Start of Dataset entries

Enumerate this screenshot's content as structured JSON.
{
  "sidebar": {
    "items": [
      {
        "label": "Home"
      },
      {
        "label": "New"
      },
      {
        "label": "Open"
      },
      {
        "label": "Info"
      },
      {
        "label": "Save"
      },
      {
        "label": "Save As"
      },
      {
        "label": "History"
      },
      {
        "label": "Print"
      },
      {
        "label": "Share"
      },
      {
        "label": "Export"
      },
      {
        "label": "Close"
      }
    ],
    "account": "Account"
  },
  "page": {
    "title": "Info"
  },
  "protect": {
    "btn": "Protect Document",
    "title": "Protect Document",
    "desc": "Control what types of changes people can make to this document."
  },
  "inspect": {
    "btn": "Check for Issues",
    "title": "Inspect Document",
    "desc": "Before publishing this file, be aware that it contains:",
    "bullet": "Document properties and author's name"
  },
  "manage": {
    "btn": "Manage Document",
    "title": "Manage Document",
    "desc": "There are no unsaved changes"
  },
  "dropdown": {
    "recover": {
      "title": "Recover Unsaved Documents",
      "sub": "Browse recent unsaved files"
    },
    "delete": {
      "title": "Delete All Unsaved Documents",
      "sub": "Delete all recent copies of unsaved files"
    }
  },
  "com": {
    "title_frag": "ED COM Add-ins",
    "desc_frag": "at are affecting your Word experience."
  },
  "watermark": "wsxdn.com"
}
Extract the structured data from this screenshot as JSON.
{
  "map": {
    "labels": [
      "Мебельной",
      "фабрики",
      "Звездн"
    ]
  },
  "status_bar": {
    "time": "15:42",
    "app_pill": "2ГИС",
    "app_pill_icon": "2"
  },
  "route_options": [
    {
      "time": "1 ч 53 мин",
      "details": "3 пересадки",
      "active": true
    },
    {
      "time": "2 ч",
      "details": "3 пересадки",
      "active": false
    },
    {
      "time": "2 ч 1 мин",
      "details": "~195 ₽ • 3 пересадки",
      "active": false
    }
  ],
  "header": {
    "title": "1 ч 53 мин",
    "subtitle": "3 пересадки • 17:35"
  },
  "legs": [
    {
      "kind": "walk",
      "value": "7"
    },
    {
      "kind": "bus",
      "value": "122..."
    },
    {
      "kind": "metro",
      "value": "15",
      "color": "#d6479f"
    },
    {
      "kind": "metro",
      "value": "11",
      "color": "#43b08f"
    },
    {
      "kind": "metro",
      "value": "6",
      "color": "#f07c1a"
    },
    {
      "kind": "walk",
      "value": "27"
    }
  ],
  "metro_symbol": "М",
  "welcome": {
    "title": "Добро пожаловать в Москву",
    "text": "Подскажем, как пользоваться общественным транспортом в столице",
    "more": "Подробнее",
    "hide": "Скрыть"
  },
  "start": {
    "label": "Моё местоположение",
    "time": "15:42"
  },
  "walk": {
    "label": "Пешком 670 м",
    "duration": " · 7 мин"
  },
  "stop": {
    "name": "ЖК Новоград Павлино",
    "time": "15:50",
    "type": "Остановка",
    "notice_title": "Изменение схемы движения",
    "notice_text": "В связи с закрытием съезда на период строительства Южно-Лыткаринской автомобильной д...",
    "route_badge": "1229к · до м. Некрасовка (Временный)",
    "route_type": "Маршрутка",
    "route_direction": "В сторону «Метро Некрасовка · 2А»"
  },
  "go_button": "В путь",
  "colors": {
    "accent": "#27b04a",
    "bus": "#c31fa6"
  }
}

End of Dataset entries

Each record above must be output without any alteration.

### Completed task
Enumerate this screenshot's content as structured JSON.
{
  "sidebar": {
    "items": [
      {
        "label": "Home"
      },
      {
        "label": "New"
      },
      {
        "label": "Open"
      },
      {
        "label": "Info"
      },
      {
        "label": "Save"
      },
      {
        "label": "Save As"
      },
      {
        "label": "History"
      },
      {
        "label": "Print"
      },
      {
        "label": "Share"
      },
      {
        "label": "Export"
      },
      {
        "label": "Close"
      }
    ],
    "account": "Account"
  },
  "page": {
    "title": "Info"
  },
  "protect": {
    "btn": "Protect Document",
    "title": "Protect Document",
    "desc": "Control what types of changes people can make to this document."
  },
  "inspect": {
    "btn": "Check for Issues",
    "title": "Inspect Document",
    "desc": "Before publishing this file, be aware that it contains:",
    "bullet": "Document properties and author's name"
  },
  "manage": {
    "btn": "Manage Document",
    "title": "Manage Document",
    "desc": "There are no unsaved changes"
  },
  "dropdown": {
    "recover": {
      "title": "Recover Unsaved Documents",
      "sub": "Browse recent unsaved files"
    },
    "delete": {
      "title": "Delete All Unsaved Documents",
      "sub": "Delete all recent copies of unsaved files"
    }
  },
  "com": {
    "title_frag": "ED COM Add-ins",
    "desc_frag": "at are affecting your Word experience."
  },
  "watermark": "wsxdn.com"
}
Extract the structured data from this screenshot as JSON.
{
  "map": {
    "labels": [
      "Мебельной",
      "фабрики",
      "Звездн"
    ]
  },
  "status_bar": {
    "time": "15:42",
    "app_pill": "2ГИС",
    "app_pill_icon": "2"
  },
  "route_options": [
    {
      "time": "1 ч 53 мин",
      "details": "3 пересадки",
      "active": true
    },
    {
      "time": "2 ч",
      "details": "3 пересадки",
      "active": false
    },
    {
      "time": "2 ч 1 мин",
      "details": "~195 ₽ • 3 пересадки",
      "active": false
    }
  ],
  "header": {
    "title": "1 ч 53 мин",
    "subtitle": "3 пересадки • 17:35"
  },
  "legs": [
    {
      "kind": "walk",
      "value": "7"
    },
    {
      "kind": "bus",
      "value": "122..."
    },
    {
      "kind": "metro",
      "value": "15",
      "color": "#d6479f"
    },
    {
      "kind": "metro",
      "value": "11",
      "color": "#43b08f"
    },
    {
      "kind": "metro",
      "value": "6",
      "color": "#f07c1a"
    },
    {
      "kind": "walk",
      "value": "27"
    }
  ],
  "metro_symbol": "М",
  "welcome": {
    "title": "Добро пожаловать в Москву",
    "text": "Подскажем, как пользоваться общественным транспортом в столице",
    "more": "Подробнее",
    "hide": "Скрыть"
  },
  "start": {
    "label": "Моё местоположение",
    "time": "15:42"
  },
  "walk": {
    "label": "Пешком 670 м",
    "duration": " · 7 мин"
  },
  "stop": {
    "name": "ЖК Новоград Павлино",
    "time": "15:50",
    "type": "Остановка",
    "notice_title": "Изменение схемы движения",
    "notice_text": "В связи с закрытием съезда на период строительства Южно-Лыткаринской автомобильной д...",
    "route_badge": "1229к · до м. Некрасовка (Временный)",
    "route_type": "Маршрутка",
    "route_direction": "В сторону «Метро Некрасовка · 2А»"
  },
  "go_button": "В путь",
  "colors": {
    "accent": "#27b04a",
    "bus": "#c31fa6"
  }
}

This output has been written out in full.